Traditional Chinese Medicine is one of the most powerful and longstanding forms of natural medicine. It is a complete medical system that has diagnosed, treated, and prevented illness for over twenty-three centuries. The World Health Organization recognises a number of disorders that have been successfully treated by Acupuncture. These include conditions of the digestive system, respiratory system, cardiovascular system, neurological conditions, psychological disorders, urogenital system, gynaecological system, musculoskeletal system and athletic injuries.
A practitioner will insert fine stainless steel needles into mapped out ‘acupuncture points’ on the animal’s body. This is generally painless and animals find it quite relaxing and therapeutic and will nod off into a very relaxed state. Each of these Acu-points has a specific action in the body, which helps to regulate or increase the energy (Qi) which flows through meridians or channels. The Chinese believe that a disruption to the flow of energy in the body leads to pain and disease.
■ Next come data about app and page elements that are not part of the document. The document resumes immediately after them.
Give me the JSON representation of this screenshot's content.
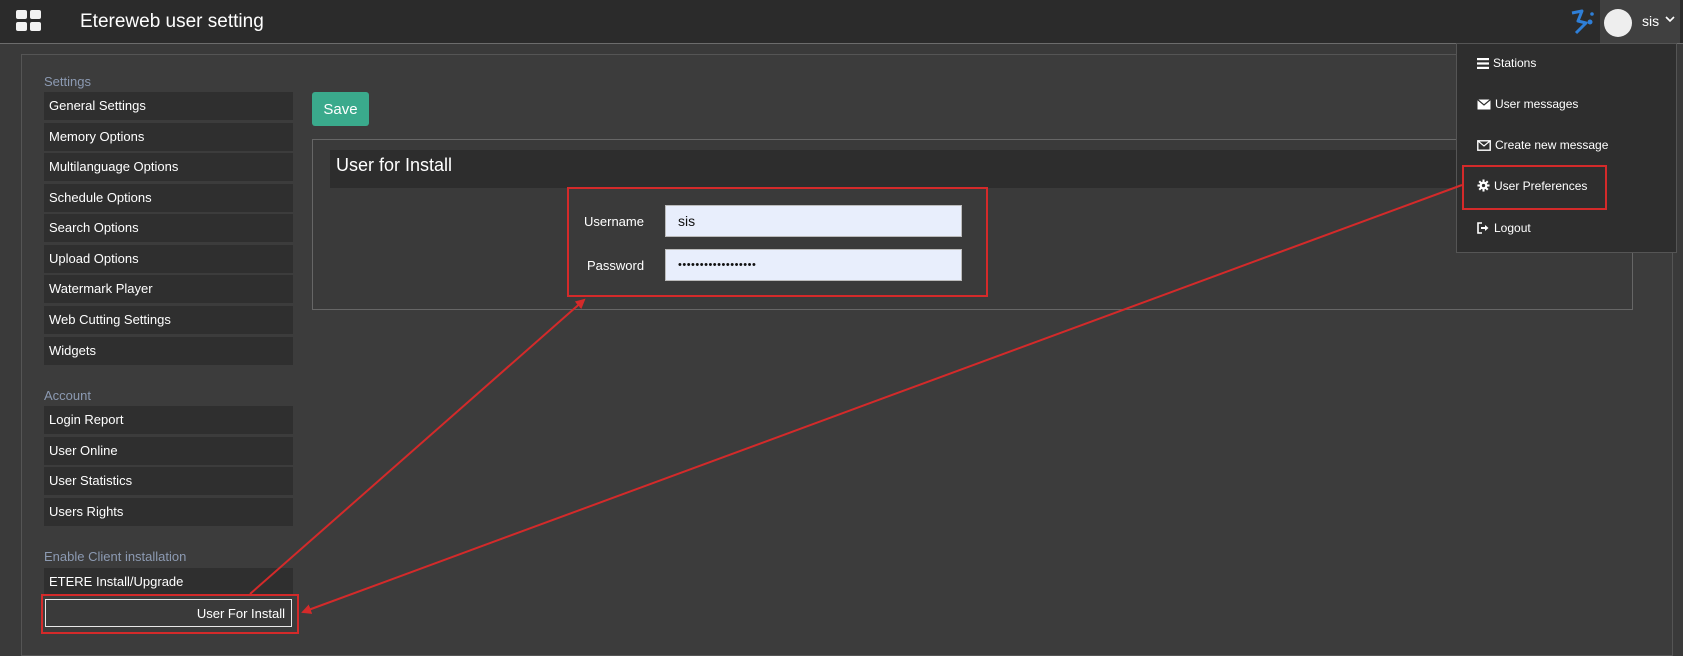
{
  "app": {
    "title": "Etereweb user setting"
  },
  "user": {
    "name": "sis"
  },
  "sidebar": {
    "settings_title": "Settings",
    "settings_items": [
      "General Settings",
      "Memory Options",
      "Multilanguage Options",
      "Schedule Options",
      "Search Options",
      "Upload Options",
      "Watermark Player",
      "Web Cutting Settings",
      "Widgets"
    ],
    "account_title": "Account",
    "account_items": [
      "Login Report",
      "User Online",
      "User Statistics",
      "Users Rights"
    ],
    "client_title": "Enable Client installation",
    "client_items": [
      "ETERE Install/Upgrade",
      "User For Install"
    ]
  },
  "toolbar": {
    "save_label": "Save"
  },
  "form": {
    "title": "User for Install",
    "username_label": "Username",
    "username_value": "sis",
    "password_label": "Password",
    "password_value": "••••••••••••••••••"
  },
  "dropdown": {
    "items": [
      "Stations",
      "User messages",
      "Create new message",
      "User Preferences",
      "Logout"
    ]
  },
  "colors": {
    "accent": "#3aaa8c",
    "annotation": "#d42a2a",
    "section_title": "#8c9ab2"
  }
}
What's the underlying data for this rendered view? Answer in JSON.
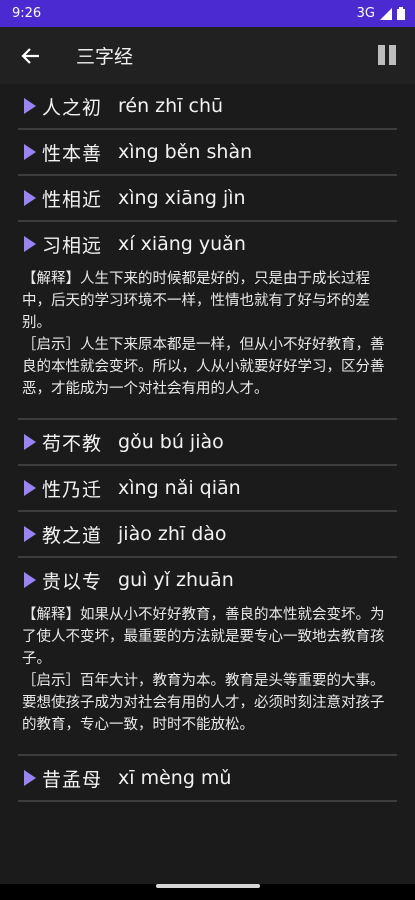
{
  "status": {
    "time": "9:26",
    "network": "3G"
  },
  "toolbar": {
    "title": "三字经"
  },
  "verses": [
    {
      "hanzi": "人之初",
      "pinyin": "rén zhī chū"
    },
    {
      "hanzi": "性本善",
      "pinyin": "xìng běn shàn"
    },
    {
      "hanzi": "性相近",
      "pinyin": "xìng xiāng jìn"
    },
    {
      "hanzi": "习相远",
      "pinyin": "xí xiāng yuǎn",
      "explain": "【解释】人生下来的时候都是好的，只是由于成长过程中，后天的学习环境不一样，性情也就有了好与坏的差别。",
      "insight": "［启示］人生下来原本都是一样，但从小不好好教育，善良的本性就会变坏。所以，人从小就要好好学习，区分善恶，才能成为一个对社会有用的人才。"
    },
    {
      "hanzi": "苟不教",
      "pinyin": "gǒu bú jiào"
    },
    {
      "hanzi": "性乃迁",
      "pinyin": "xìng nǎi qiān"
    },
    {
      "hanzi": "教之道",
      "pinyin": "jiào zhī dào"
    },
    {
      "hanzi": "贵以专",
      "pinyin": "guì yǐ zhuān",
      "explain": "【解释】如果从小不好好教育，善良的本性就会变坏。为了使人不变坏，最重要的方法就是要专心一致地去教育孩子。",
      "insight": "［启示］百年大计，教育为本。教育是头等重要的大事。要想使孩子成为对社会有用的人才，必须时刻注意对孩子的教育，专心一致，时时不能放松。"
    },
    {
      "hanzi": "昔孟母",
      "pinyin": "xī mèng mǔ"
    }
  ]
}
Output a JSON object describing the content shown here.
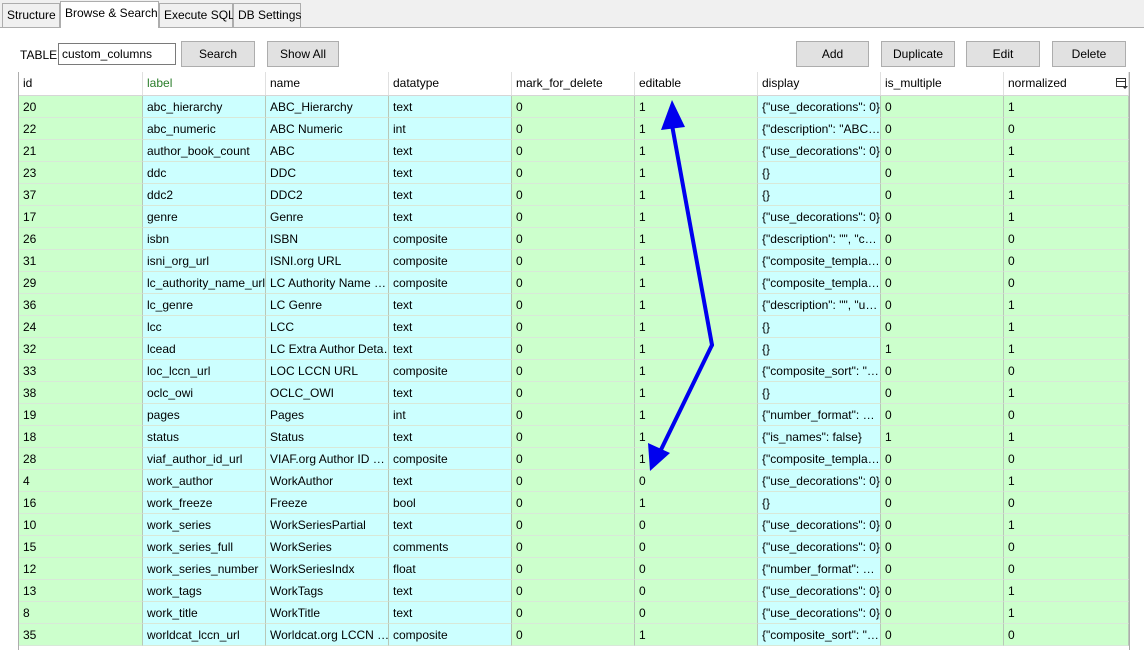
{
  "tabs": [
    {
      "label": "Structure",
      "active": false
    },
    {
      "label": "Browse & Search",
      "active": true
    },
    {
      "label": "Execute SQL",
      "active": false
    },
    {
      "label": "DB Settings",
      "active": false
    }
  ],
  "toolbar": {
    "table_label": "TABLE",
    "table_value": "custom_columns",
    "search_label": "Search",
    "show_all_label": "Show All",
    "add_label": "Add",
    "duplicate_label": "Duplicate",
    "edit_label": "Edit",
    "delete_label": "Delete"
  },
  "grid": {
    "columns": [
      "id",
      "label",
      "name",
      "datatype",
      "mark_for_delete",
      "editable",
      "display",
      "is_multiple",
      "normalized"
    ],
    "header_icon": "column-menu-icon",
    "colors": {
      "green": "#ccffcc",
      "cyan": "#ccffff",
      "label_header": "#2a7d2a"
    },
    "rows": [
      [
        "20",
        "abc_hierarchy",
        "ABC_Hierarchy",
        "text",
        "0",
        "1",
        "{\"use_decorations\": 0}",
        "0",
        "1"
      ],
      [
        "22",
        "abc_numeric",
        "ABC Numeric",
        "int",
        "0",
        "1",
        "{\"description\": \"ABC…",
        "0",
        "0"
      ],
      [
        "21",
        "author_book_count",
        "ABC",
        "text",
        "0",
        "1",
        "{\"use_decorations\": 0}",
        "0",
        "1"
      ],
      [
        "23",
        "ddc",
        "DDC",
        "text",
        "0",
        "1",
        "{}",
        "0",
        "1"
      ],
      [
        "37",
        "ddc2",
        "DDC2",
        "text",
        "0",
        "1",
        "{}",
        "0",
        "1"
      ],
      [
        "17",
        "genre",
        "Genre",
        "text",
        "0",
        "1",
        "{\"use_decorations\": 0}",
        "0",
        "1"
      ],
      [
        "26",
        "isbn",
        "ISBN",
        "composite",
        "0",
        "1",
        "{\"description\": \"\", \"c…",
        "0",
        "0"
      ],
      [
        "31",
        "isni_org_url",
        "ISNI.org URL",
        "composite",
        "0",
        "1",
        "{\"composite_templa…",
        "0",
        "0"
      ],
      [
        "29",
        "lc_authority_name_url",
        "LC Authority Name …",
        "composite",
        "0",
        "1",
        "{\"composite_templa…",
        "0",
        "0"
      ],
      [
        "36",
        "lc_genre",
        "LC Genre",
        "text",
        "0",
        "1",
        "{\"description\": \"\", \"u…",
        "0",
        "1"
      ],
      [
        "24",
        "lcc",
        "LCC",
        "text",
        "0",
        "1",
        "{}",
        "0",
        "1"
      ],
      [
        "32",
        "lcead",
        "LC Extra Author Deta…",
        "text",
        "0",
        "1",
        "{}",
        "1",
        "1"
      ],
      [
        "33",
        "loc_lccn_url",
        "LOC LCCN URL",
        "composite",
        "0",
        "1",
        "{\"composite_sort\": \"…",
        "0",
        "0"
      ],
      [
        "38",
        "oclc_owi",
        "OCLC_OWI",
        "text",
        "0",
        "1",
        "{}",
        "0",
        "1"
      ],
      [
        "19",
        "pages",
        "Pages",
        "int",
        "0",
        "1",
        "{\"number_format\": …",
        "0",
        "0"
      ],
      [
        "18",
        "status",
        "Status",
        "text",
        "0",
        "1",
        "{\"is_names\": false}",
        "1",
        "1"
      ],
      [
        "28",
        "viaf_author_id_url",
        "VIAF.org Author ID …",
        "composite",
        "0",
        "1",
        "{\"composite_templa…",
        "0",
        "0"
      ],
      [
        "4",
        "work_author",
        "WorkAuthor",
        "text",
        "0",
        "0",
        "{\"use_decorations\": 0}",
        "0",
        "1"
      ],
      [
        "16",
        "work_freeze",
        "Freeze",
        "bool",
        "0",
        "1",
        "{}",
        "0",
        "0"
      ],
      [
        "10",
        "work_series",
        "WorkSeriesPartial",
        "text",
        "0",
        "0",
        "{\"use_decorations\": 0}",
        "0",
        "1"
      ],
      [
        "15",
        "work_series_full",
        "WorkSeries",
        "comments",
        "0",
        "0",
        "{\"use_decorations\": 0}",
        "0",
        "0"
      ],
      [
        "12",
        "work_series_number",
        "WorkSeriesIndx",
        "float",
        "0",
        "0",
        "{\"number_format\": …",
        "0",
        "0"
      ],
      [
        "13",
        "work_tags",
        "WorkTags",
        "text",
        "0",
        "0",
        "{\"use_decorations\": 0}",
        "0",
        "1"
      ],
      [
        "8",
        "work_title",
        "WorkTitle",
        "text",
        "0",
        "0",
        "{\"use_decorations\": 0}",
        "0",
        "1"
      ],
      [
        "35",
        "worldcat_lccn_url",
        "Worldcat.org LCCN …",
        "composite",
        "0",
        "1",
        "{\"composite_sort\": \"…",
        "0",
        "0"
      ]
    ]
  },
  "annotation": {
    "arrow_color": "#0000ee"
  }
}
Acupuncture can also be understood in Western terms. For example the concept of meridians or energy channels in Acupuncture has recently been likened to the nerve courses, which we now recognise in Western Neuro-anatomy. There are several studies and theories aiming to prove just how Acupuncture works in the body. These include it’s ability to release endorphins, block pain responses in the spinal cord using the peripheral nerves in a theory called the ‘Gate control Method’ and encourage blood flow to the area being treated which helps to flush toxins and bring about healing.